Chapter 14: Blood Pressure
Blood pressure is the force of the circulating blood in our arteries. It is measured with two numbers. The top represents the systolic pressure. It is the pressure in the arteries as the heart contracts and pumps out blood. The bottom number, diastolic pressure, is measured when our heart is in between beats. It represents the pressure in the arteries while the heart takes in blood from the veins.
When we have normal blood pressure, the blood flows freely to supply all of our capillaries with nutrients. Picture your capillaries as a big net. They branch off from the arteries. Their job is to assist in exchanging water, oxygen, nutrients, carbon dioxide, and other waste products between our blood and our tissues. The nutrients we take in are supplied to our tissue via the capillaries. The capillaries then transport the cell waste products (CO2) to the veins, which then transport the products back to the heart. This waste is then disposed of via exhalation.

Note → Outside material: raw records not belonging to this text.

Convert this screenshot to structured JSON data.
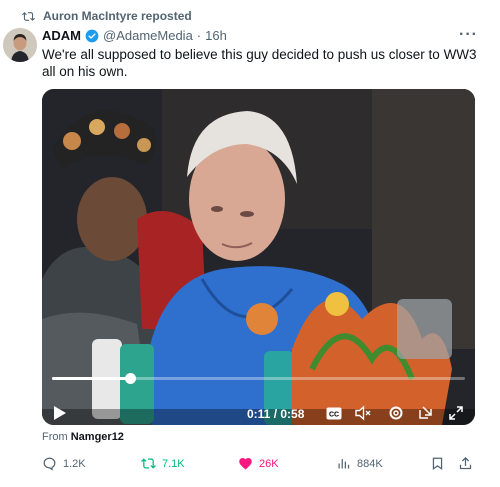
{
  "repost": {
    "text": "Auron MacIntyre reposted",
    "icon": "repost-icon"
  },
  "tweet": {
    "author_name": "ADAM",
    "handle": "@AdameMedia",
    "separator": "·",
    "time": "16h",
    "more": "···",
    "text": "We're all supposed to believe this guy decided to push us closer to WW3 all on his own.",
    "verified_color": "#1d9bf0"
  },
  "video": {
    "time_display": "0:11 / 0:58",
    "progress": 0.19,
    "cc_label": "CC"
  },
  "source": {
    "prefix": "From",
    "name": "Namger12"
  },
  "actions": {
    "replies": "1.2K",
    "reposts": "7.1K",
    "likes": "26K",
    "views": "884K",
    "repost_color": "#00ba7c",
    "like_color": "#f91880"
  }
}
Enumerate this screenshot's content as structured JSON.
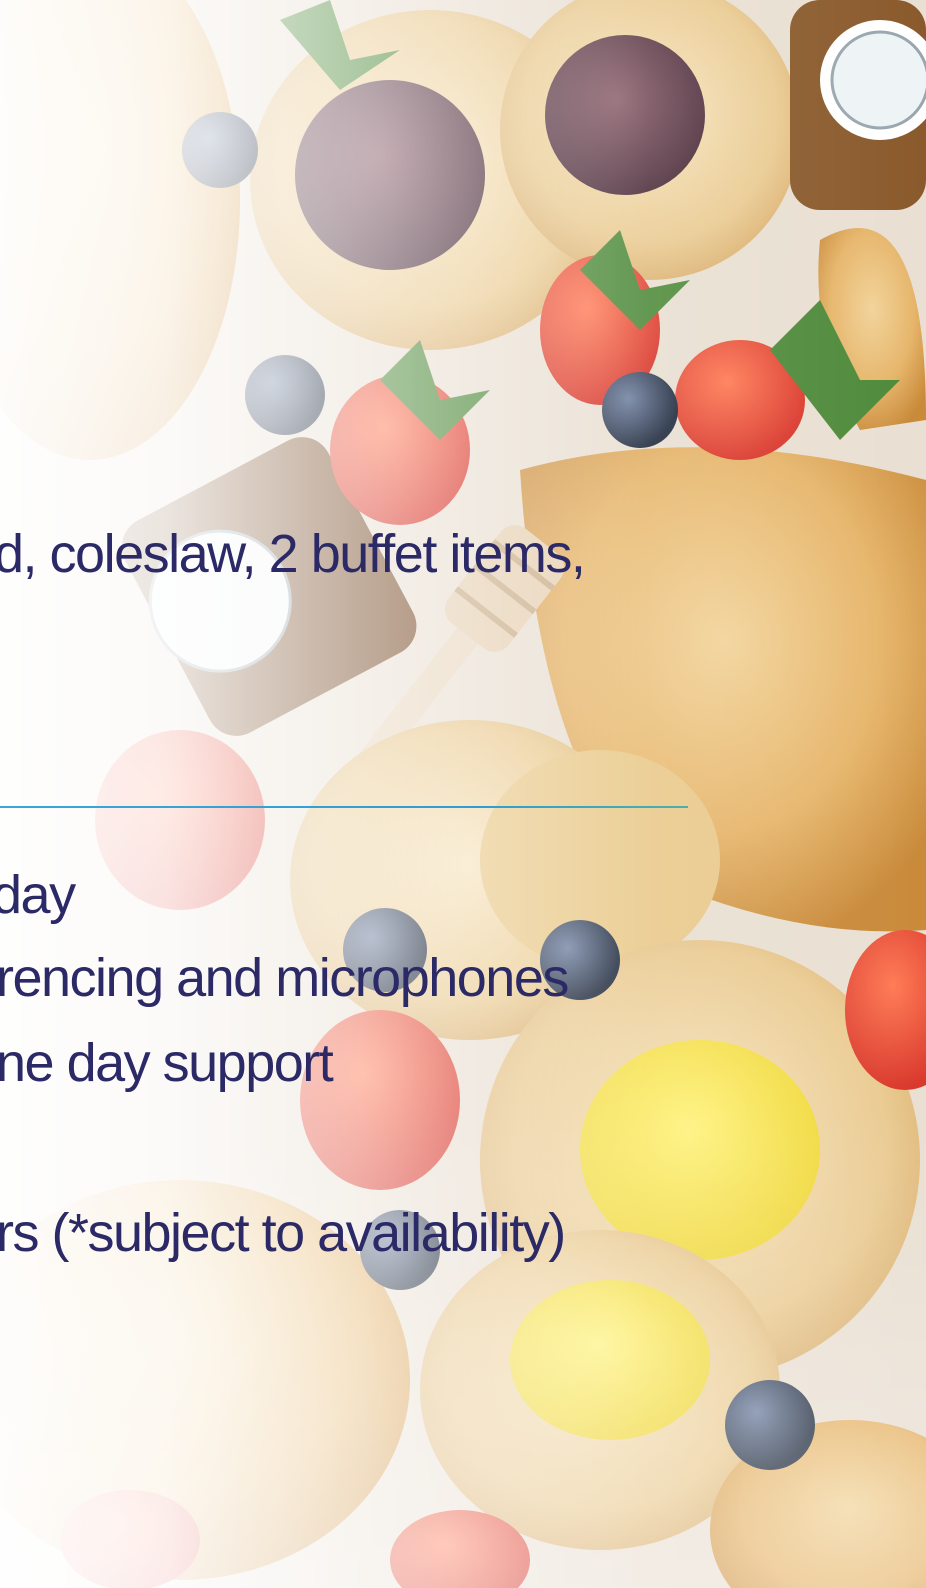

When the heart pumps blood through the arteries, the arteries physically move. This helps ensure good blood circulation. Our veins, on the other hand, require stimulation to move. If we exercise, our veins move because the neighboring muscles move. This gets the blood back to the heart quicker and makes for a healthier blood pressure.
A healthy blood pressure makes for a healthy web of capillaries. Did you know that your body contains about 100,000 kilometers of blood vessels? Every 46 seconds, all of our blood circulates throughout the entire body. The health of our capillaries, and how efficiently they work, is measured by diastolic blood pressure. If the pressure measurement is low, it means that the veins and capillaries are working very efficiently in returning the blood to the heart. If not enough blood is sent to the capillary network, our systolic number measure will be high. If this continues, the capillaries will shrink.
So what can we do to keep our blood pressure in check? Eat healthy, breath right, and exercise. This keeps the blood flowing efficiently both to and from your heart.
Let’s switch gears a bit. Caucasus is currently a region of the countries Georgia and Azerbaijan. In 1978, many people in that region lived to be 100 years old or older. They did not have hardened arteries, high blood pressure, or diabetes. In fact, the median systolic blood pressure in the Caucasus region was in the 120’s, and the diastolic blood pressure was between 72 and 90. These are good numbers that younger people must strive for. Why were their numbers so good? They ate natural foods, ate the proper amounts, and exercised.
With such good blood pressure, your heart does not have to work extra hard to pump the blood throughout the body. High blood pressure and hardened arteries means that the blood vessels are clogged up, much like the inside of a metal pipe that is obstructed with gunk. When arteries become hard and stiffen up, this will, eventually lead to death. In contrast, if your arteries are flexible, this means that you have good blood flow.
Picture a garden hose as one of your arteries, and water as your blood. When you turn the water on in the summer, it fills up the hose and the hose moves around fairly easily. You can water your flowers on one side of your house, then walk to your garden with hose in hand and use it there, too. It is easy to take it with you, and is not stiff. This is what good arteries are like. But, what happens if you forget to drain and disconnect the hose from the house and winter comes? It will not move, period. If you turn the water on in the winter, the water cannot pass through the hose. If you want to keep the hose working properly, you must keep it out of the cold, make sure you repair any leaks, coil it up when you are not using it, and treat it well. How do you maintain good arteries? You keep them clean by eating the proper foods and exercising. It is very simple. If you do these things, you have a good chance of living to be a hundred years old.